What are the challenges that you face as a travel vlogger?
Constantly being in a good network coverage region is a big challenge as a digital nomad. Apart from that, as a travel vlogger, writing creative blogs constantly you often run out of ideas. Recently, I went through a three month long writer’s block. I was only able to write forthe clients and do the bare minimum to keep the income coming in. Creative blocks just come unannounced and hamper your work. Recently, there was a brand collaboration where I was supposed to submit a blog by June to the client but I wasn’t able to. Now, I feel like I’m coming out of that situation and thankfully some people understand that these things happen. I decided to wait for that period to end because I did not want to write anything half heartedly.
As a travel blogger, what accomplishment are you most proud of?
Getting published by NatGeo is my latest accomplishment and I’m incredibly proud of that because I had the worst period of self doubt when my pitches were not being accepted and I could not deliver on time. I dealt with the worst imposter syndrome possible. I felt like the editor made a mistake hiring me to write for NatGeo. I threw up twice out of anxiety in a week’s time. Fortunately, the editor liked my work and appreciated me. Once it was out there, I received positive feedback which really boosted my confidence when I needed it the most.
What is the most frequently asked question to you?

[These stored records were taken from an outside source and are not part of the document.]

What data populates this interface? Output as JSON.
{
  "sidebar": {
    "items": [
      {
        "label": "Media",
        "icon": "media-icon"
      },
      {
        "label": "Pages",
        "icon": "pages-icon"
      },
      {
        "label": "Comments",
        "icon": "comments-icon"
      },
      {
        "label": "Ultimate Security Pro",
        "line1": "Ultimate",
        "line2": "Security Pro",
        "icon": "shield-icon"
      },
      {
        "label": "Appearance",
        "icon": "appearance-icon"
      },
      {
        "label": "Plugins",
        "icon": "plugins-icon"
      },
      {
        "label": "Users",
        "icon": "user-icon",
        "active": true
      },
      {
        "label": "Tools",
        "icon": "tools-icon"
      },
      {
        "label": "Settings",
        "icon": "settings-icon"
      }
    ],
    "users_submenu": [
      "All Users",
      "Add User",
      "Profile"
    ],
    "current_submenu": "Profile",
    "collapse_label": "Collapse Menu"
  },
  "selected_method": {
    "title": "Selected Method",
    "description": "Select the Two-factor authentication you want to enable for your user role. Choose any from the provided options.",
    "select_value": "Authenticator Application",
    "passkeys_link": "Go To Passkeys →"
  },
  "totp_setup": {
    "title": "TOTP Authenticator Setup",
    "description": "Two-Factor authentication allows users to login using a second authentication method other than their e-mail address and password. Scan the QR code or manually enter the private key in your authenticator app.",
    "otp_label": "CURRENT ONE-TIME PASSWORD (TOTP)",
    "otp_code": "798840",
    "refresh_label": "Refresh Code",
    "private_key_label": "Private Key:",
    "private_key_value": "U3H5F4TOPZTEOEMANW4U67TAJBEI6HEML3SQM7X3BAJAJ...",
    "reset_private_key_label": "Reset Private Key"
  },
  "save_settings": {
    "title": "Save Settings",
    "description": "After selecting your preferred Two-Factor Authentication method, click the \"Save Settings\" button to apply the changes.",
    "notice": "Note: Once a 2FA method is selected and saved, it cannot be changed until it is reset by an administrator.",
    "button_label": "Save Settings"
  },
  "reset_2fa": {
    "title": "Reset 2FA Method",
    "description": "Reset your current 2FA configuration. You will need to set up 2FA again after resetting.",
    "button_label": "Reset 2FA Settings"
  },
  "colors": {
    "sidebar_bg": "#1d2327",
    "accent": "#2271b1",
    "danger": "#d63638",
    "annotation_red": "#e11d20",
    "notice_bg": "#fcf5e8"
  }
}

People often have an assumption that travel content creators travel for free. The idea is crazy. I do try my best to get sponsorships for my travels by offering my services in return. It’s similar to a barter system. I pay money to sustain my blog and create content. There is an immense investment to get where I’m at in my career and a lot of creativity and hard work that goes in gathering an audience.
Lastly, what advice would you give to people starting their career in this space?
I believe it is crucial to find your voice. The travel content market is getting saturated day by day. I find so many people accounting their travels on instagram, doing the same thing over and over in the same format. You need to figure out a way to stand out and what value you can provide to your target audience. Don’t put all your eggs in one basket. Instead, branch out and think of the long term plan. Social media platforms keep coming and going as we saw in the case of Myspace, Orkut and TikTok. If you dedicate yourself entirely to a single platform and one day that platform vanishes, nobody will owe you an answer. I recommend writing for publications or posting vlogs on youtube if you are more of a visual creator. Websites will remain on the internet as long as the internet exists! Furthermore, you can always pull your content and put it on a different platform if your hosting provider wants to shut down. I believe it is a more secure and stable way of monetizing your content.